The report, based on data from 48 CROs in the US and 55 other countries, added that the 2017 turnover level for clinical monitoring positions was 25.5 percent, project management jobs, 21.3 percent; and database management jobs, 12.3 percent. Ten countries have turnover levels at or above 28 percent, about double that of the US, which averages around 14 percent. Salaries have increased by an average annual rate of 2.1 percent annually between 2009 and 2018, said Judy Canavan, managing director and leader of BDO’s Compensation Surveys practice, although the rate of increase has been higher since 2013.

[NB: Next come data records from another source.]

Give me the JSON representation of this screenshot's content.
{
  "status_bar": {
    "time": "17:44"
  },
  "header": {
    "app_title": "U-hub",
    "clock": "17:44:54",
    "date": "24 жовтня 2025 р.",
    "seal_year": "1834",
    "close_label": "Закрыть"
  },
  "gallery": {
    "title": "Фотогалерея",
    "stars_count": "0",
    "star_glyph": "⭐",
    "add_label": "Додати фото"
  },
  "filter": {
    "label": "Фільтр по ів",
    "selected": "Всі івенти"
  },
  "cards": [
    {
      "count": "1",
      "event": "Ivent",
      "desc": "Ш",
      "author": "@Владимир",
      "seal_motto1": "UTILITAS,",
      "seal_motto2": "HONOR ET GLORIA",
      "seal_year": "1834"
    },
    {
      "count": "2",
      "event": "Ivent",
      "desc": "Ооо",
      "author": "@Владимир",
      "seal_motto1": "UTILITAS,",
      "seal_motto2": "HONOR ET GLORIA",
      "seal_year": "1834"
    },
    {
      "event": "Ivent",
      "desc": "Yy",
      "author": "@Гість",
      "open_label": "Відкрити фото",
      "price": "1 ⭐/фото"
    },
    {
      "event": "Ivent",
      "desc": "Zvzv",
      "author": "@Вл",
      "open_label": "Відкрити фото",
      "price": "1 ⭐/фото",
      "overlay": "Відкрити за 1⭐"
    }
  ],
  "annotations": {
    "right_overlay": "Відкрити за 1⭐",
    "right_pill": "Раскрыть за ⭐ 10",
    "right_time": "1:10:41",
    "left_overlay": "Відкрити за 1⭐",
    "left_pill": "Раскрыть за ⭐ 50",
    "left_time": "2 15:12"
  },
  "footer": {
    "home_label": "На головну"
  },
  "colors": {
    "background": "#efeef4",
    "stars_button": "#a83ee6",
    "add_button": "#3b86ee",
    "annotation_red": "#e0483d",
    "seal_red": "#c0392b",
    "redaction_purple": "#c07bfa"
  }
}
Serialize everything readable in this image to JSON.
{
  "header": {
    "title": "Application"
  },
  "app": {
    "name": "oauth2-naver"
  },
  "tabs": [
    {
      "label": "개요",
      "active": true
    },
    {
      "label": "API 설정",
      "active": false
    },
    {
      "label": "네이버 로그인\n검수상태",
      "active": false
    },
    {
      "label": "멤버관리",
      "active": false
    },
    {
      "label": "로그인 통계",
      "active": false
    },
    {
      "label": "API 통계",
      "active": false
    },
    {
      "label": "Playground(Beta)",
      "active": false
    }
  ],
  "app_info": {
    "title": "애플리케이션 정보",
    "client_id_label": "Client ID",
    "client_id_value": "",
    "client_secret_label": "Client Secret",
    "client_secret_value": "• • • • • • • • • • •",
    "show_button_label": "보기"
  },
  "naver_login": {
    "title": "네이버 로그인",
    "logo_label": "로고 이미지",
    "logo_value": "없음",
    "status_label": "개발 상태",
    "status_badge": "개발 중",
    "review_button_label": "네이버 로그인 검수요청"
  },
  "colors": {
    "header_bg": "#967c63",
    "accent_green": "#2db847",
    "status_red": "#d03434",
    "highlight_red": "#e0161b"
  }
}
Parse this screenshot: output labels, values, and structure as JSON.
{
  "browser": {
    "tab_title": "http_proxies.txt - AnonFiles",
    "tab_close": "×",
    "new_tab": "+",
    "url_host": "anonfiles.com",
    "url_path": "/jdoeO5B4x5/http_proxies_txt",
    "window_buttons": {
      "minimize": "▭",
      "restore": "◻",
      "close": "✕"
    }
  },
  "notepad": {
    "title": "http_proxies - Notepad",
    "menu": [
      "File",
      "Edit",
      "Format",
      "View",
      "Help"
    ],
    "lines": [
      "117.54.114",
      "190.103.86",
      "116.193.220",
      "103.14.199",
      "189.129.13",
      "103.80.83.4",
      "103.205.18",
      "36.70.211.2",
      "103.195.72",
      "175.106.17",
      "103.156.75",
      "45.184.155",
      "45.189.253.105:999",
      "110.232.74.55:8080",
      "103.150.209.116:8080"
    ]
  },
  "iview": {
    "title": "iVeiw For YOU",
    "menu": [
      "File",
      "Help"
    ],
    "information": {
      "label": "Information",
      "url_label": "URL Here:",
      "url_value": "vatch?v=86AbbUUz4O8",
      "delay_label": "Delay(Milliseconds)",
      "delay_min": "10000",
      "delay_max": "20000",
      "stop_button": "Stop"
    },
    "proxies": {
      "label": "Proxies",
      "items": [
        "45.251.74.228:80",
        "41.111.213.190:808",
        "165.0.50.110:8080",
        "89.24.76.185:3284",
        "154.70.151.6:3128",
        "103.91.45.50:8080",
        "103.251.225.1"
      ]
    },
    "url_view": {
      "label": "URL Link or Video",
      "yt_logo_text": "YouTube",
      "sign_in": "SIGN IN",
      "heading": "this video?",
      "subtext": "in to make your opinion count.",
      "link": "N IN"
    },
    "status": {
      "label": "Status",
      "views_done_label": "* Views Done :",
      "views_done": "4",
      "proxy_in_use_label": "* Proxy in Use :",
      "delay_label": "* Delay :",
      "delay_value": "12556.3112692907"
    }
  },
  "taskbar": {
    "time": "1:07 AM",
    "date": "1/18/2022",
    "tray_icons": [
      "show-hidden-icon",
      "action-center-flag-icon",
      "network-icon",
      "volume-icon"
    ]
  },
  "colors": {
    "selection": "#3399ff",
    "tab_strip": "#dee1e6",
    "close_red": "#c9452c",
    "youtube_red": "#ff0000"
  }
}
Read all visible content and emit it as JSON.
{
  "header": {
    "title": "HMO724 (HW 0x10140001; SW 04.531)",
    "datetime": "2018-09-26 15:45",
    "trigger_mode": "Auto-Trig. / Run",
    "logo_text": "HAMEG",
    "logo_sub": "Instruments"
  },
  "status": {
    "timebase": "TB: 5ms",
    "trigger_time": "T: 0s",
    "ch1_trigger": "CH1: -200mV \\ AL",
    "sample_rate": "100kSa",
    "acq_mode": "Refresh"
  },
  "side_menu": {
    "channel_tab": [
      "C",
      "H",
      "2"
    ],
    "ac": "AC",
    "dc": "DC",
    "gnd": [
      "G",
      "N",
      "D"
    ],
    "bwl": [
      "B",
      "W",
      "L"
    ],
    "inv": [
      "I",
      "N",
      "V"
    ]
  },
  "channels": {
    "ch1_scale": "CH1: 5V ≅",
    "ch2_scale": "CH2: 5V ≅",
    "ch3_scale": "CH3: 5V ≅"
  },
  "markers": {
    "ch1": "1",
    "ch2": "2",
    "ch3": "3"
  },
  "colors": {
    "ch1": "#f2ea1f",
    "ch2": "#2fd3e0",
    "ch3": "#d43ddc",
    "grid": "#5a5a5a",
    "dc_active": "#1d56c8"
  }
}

The use of annual incentives has not risen appreciably over the last 10 years, “despite the industry being very metric-driven,” according to Canavan. One-third of the companies do not use bonuses for professional level (non-managerial) employees. Only about half of professional level employees got a bonus. As Canavan related, the use of long-term incentives and/or stock plans “tends to be less prevalent than in general industry because the smaller companies tend to shy away from their use.”? Larger companies often have long-term incentive plans, she said.
The report cited trends leading to turnover of CRAs at CROs, including compensation, burnout from travel and steep learning trajectory. According to the report, the average number of sign-on bonuses in a year ranged from 68 to 163 per company, versus an average of 2 to 104 retention bonuses offered by companies. Canavan said that the CRAs’ value is higher than the 3 percent per year merit increases they currently are getting.
As Canavan explained, “Companies are trying many approaches to stave off turnover. This includes various forms of stay bonuses, training, and working through managers to build commitment to the organization. Still, most companies are struggling with high turnover.”?
An earlier survey by HR+Survey Solutions found that international employee turnover in this kind of job rose to almost 23 percent in 2016 and just above 25 percent in the US. The survey sample came from 28 public and private CROs with fewer than 500 to more than 12,000 employees. Still, it found that CROs are showing turnover much above the overall U.S. professional turnover rate of 17.8 percent, reported Michael Causey on the Association of Clinical Research Professionals website.
Causey said that most clinical trial professionals are in a good position to make a move, because the number of registered clinical trials has soared from year to year, according to ClinicalTrials.gov.